Julie Stechmann competes in the stone putt

Sun shines on Hororata Games

by Mike Isle

Dancers flinging, drum majors twirling, strongmen and women competing, bands playing — there was plenty to attract 9,000 visitors to the eighth annual Hororata Highland Games held last Saturday at the Hororata Domain.

Event manager, Cindy Driscoll, said the weather remained a concern right up to the event after heavy rain earlier in the week threatened to turn the domain into a sodden mess.

“The team rose to this challenge and were well prepared. We are very lucky with the Hororata Domain as a venue; as it coped with the amount of rain, we received on the Friday with surface water draining away by the time the gates opened on Saturday.”

More than 500 competitors competed in 12 events, including the Tug O’ War, Sack Carry and Small-Bore Rifle Shooting.

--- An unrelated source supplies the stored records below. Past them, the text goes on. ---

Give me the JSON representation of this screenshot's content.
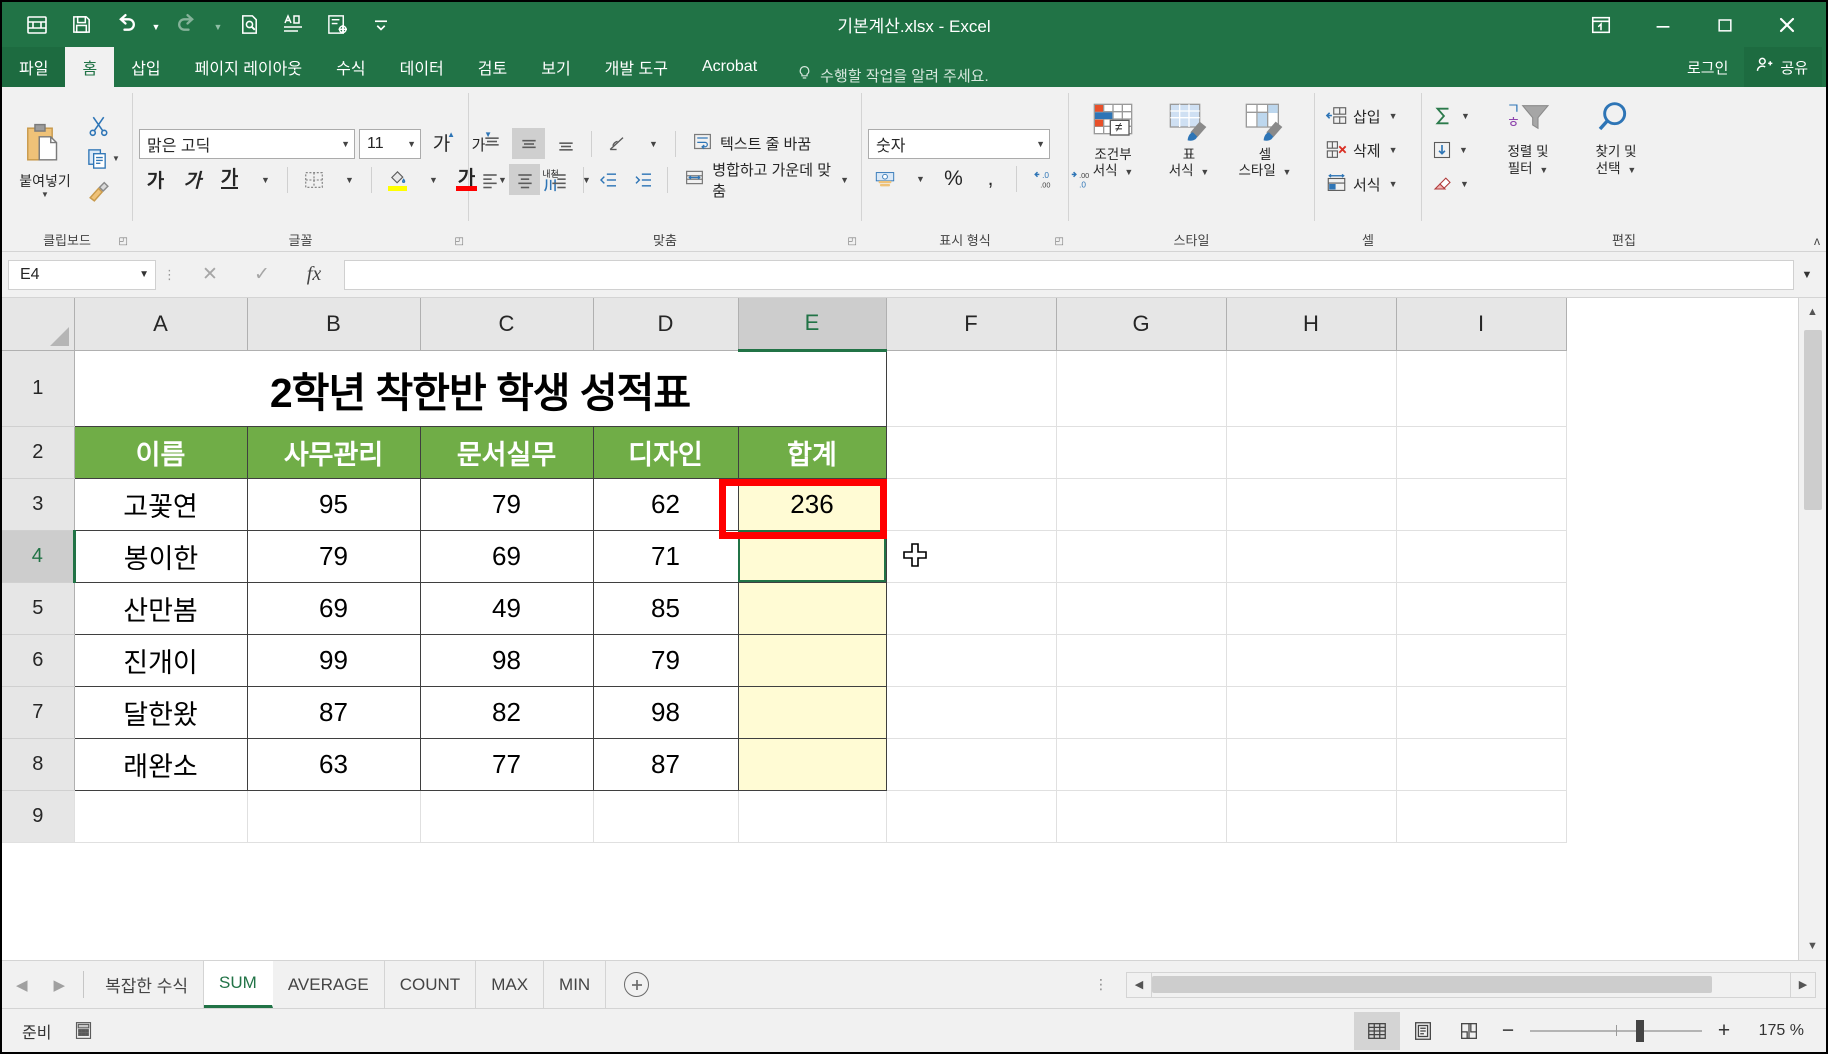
{
  "window": {
    "title": "기본계산.xlsx - Excel",
    "qat": [
      {
        "name": "autosave-icon",
        "label": ""
      },
      {
        "name": "save-icon",
        "label": ""
      },
      {
        "name": "undo-icon",
        "label": ""
      },
      {
        "name": "redo-icon",
        "label": ""
      },
      {
        "name": "print-preview-icon",
        "label": ""
      },
      {
        "name": "spelling-icon",
        "label": ""
      },
      {
        "name": "macro-icon",
        "label": ""
      },
      {
        "name": "customize-qat-icon",
        "label": ""
      }
    ],
    "controls": {
      "ribbon_display": "ribbon-display-options-icon",
      "minimize": "minimize-icon",
      "maximize": "maximize-icon",
      "close": "close-icon"
    }
  },
  "tabs": {
    "items": [
      {
        "label": "파일",
        "active": false
      },
      {
        "label": "홈",
        "active": true
      },
      {
        "label": "삽입",
        "active": false
      },
      {
        "label": "페이지 레이아웃",
        "active": false
      },
      {
        "label": "수식",
        "active": false
      },
      {
        "label": "데이터",
        "active": false
      },
      {
        "label": "검토",
        "active": false
      },
      {
        "label": "보기",
        "active": false
      },
      {
        "label": "개발 도구",
        "active": false
      },
      {
        "label": "Acrobat",
        "active": false
      }
    ],
    "tell_me": "수행할 작업을 알려 주세요.",
    "sign_in": "로그인",
    "share": "공유"
  },
  "ribbon": {
    "groups": [
      {
        "label": "클립보드"
      },
      {
        "label": "글꼴"
      },
      {
        "label": "맞춤"
      },
      {
        "label": "표시 형식"
      },
      {
        "label": "스타일"
      },
      {
        "label": "셀"
      },
      {
        "label": "편집"
      }
    ],
    "clipboard": {
      "paste": "붙여넣기",
      "cut": "잘라내기",
      "copy": "복사",
      "format_painter": "서식 복사"
    },
    "font": {
      "family": "맑은 고딕",
      "size": "11",
      "bold": "가",
      "italic": "가",
      "underline": "가",
      "border": "테두리",
      "fill_color": "채우기 색",
      "font_color": "글꼴 색",
      "grow": "가",
      "shrink": "가",
      "phonetic": "내천"
    },
    "alignment": {
      "wrap_text": "텍스트 줄 바꿈",
      "merge_center": "병합하고 가운데 맞춤",
      "orientation": "방향",
      "indent_decrease": "내어쓰기",
      "indent_increase": "들여쓰기"
    },
    "number": {
      "format": "숫자",
      "percent": "%",
      "comma": ",",
      "currency": "회계 표시 형식",
      "decrease_decimal": "자릿수 줄임",
      "increase_decimal": "자릿수 늘림"
    },
    "styles": {
      "conditional": "조건부\n서식",
      "conditional_l1": "조건부",
      "conditional_l2": "서식",
      "table_l1": "표",
      "table_l2": "서식",
      "cellstyle_l1": "셀",
      "cellstyle_l2": "스타일"
    },
    "cells": {
      "insert": "삽입",
      "delete": "삭제",
      "format": "서식"
    },
    "editing": {
      "autosum": "자동 합계",
      "fill": "채우기",
      "clear": "지우기",
      "sort_l1": "정렬 및",
      "sort_l2": "필터",
      "find_l1": "찾기 및",
      "find_l2": "선택"
    }
  },
  "formula_bar": {
    "name_box": "E4",
    "cancel": "cancel-icon",
    "enter": "enter-icon",
    "fx": "fx",
    "content": "",
    "placeholder": ""
  },
  "sheet": {
    "columns": [
      "A",
      "B",
      "C",
      "D",
      "E",
      "F",
      "G",
      "H",
      "I"
    ],
    "selected_column": "E",
    "rows": [
      "1",
      "2",
      "3",
      "4",
      "5",
      "6",
      "7",
      "8",
      "9"
    ],
    "selected_row": "4",
    "active_cell": "E4",
    "title_cell": "2학년 착한반 학생 성적표",
    "headers": [
      "이름",
      "사무관리",
      "문서실무",
      "디자인",
      "합계"
    ],
    "data": [
      {
        "name": "고꽃연",
        "c1": "95",
        "c2": "79",
        "c3": "62",
        "sum": "236"
      },
      {
        "name": "봉이한",
        "c1": "79",
        "c2": "69",
        "c3": "71",
        "sum": ""
      },
      {
        "name": "산만봄",
        "c1": "69",
        "c2": "49",
        "c3": "85",
        "sum": ""
      },
      {
        "name": "진개이",
        "c1": "99",
        "c2": "98",
        "c3": "79",
        "sum": ""
      },
      {
        "name": "달한왔",
        "c1": "87",
        "c2": "82",
        "c3": "98",
        "sum": ""
      },
      {
        "name": "래완소",
        "c1": "63",
        "c2": "77",
        "c3": "87",
        "sum": ""
      }
    ],
    "annotation": {
      "target_cell": "E3",
      "color": "#ff0000"
    },
    "colors": {
      "header_fill": "#70ad47",
      "sum_fill": "#fffbd4",
      "accent": "#217346",
      "grid_line": "#e0e0e0",
      "border": "#3f3f3f"
    }
  },
  "sheet_tabs": {
    "items": [
      {
        "label": "복잡한 수식",
        "active": false
      },
      {
        "label": "SUM",
        "active": true
      },
      {
        "label": "AVERAGE",
        "active": false
      },
      {
        "label": "COUNT",
        "active": false
      },
      {
        "label": "MAX",
        "active": false
      },
      {
        "label": "MIN",
        "active": false
      }
    ],
    "add_label": "+",
    "prev": "◀",
    "next": "▶"
  },
  "status_bar": {
    "state": "준비",
    "macro_icon": "record-macro-icon",
    "views": [
      {
        "name": "normal-view",
        "active": true
      },
      {
        "name": "page-layout-view",
        "active": false
      },
      {
        "name": "page-break-view",
        "active": false
      }
    ],
    "zoom_out": "−",
    "zoom_in": "+",
    "zoom_value": "175 %"
  }
}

The Gough CAT Oceania Heavyweight Championship was won by New Zealander Jono McFarlane, Julie Stechmann won the Amateur Heavy Women’s Championship and Brian Reeves won the men’s. The Champion Highland Dancer was Danielle Joy, and Champion Pipe Band was Canterbury Caledonian Society’s Highland Pipe Band. The Darfield High School team won the Harraways Junior Warriors interschool competition, and the Average Joes from Christchurch took out the trophy pull in the Southfuels Tug O’ War. Hororata local, 15-year-old Harry Cookson took out the Selwyn Times Kilted Mile, this running race is not the normal mile; competitors have to jump over obstacles, eat, drink and run. Harry won the race with his ability to eat a Hororata Pie in record time.

Chieftain Patrick Hellier, New Zealand’s highest achieving Highland Games Heavy athlete, commented “It was great for me to experience the full festival surrounding the arena where I normally spend most of my time. I enjoyed meeting the clans and seeing the other competitions.”

Cindy Driscoll said The Hororata Highland Games was a community event staged by the Hororata Community Trust and would not be possible without community passion, dedication and commitment.

“The games put Hororata on the map, and it is the launch pad for other projects such as the planned new Hororata Community Centre and the Hororata Night Glow.

“Twelve community groups fundraise at the event which is a huge opportunity for them as the games bring a wider audience to the district. The games take a collective approach and because of this has strengthened the community.”

Pipe bands to the fore

Julie Stechmann competes in the stone putt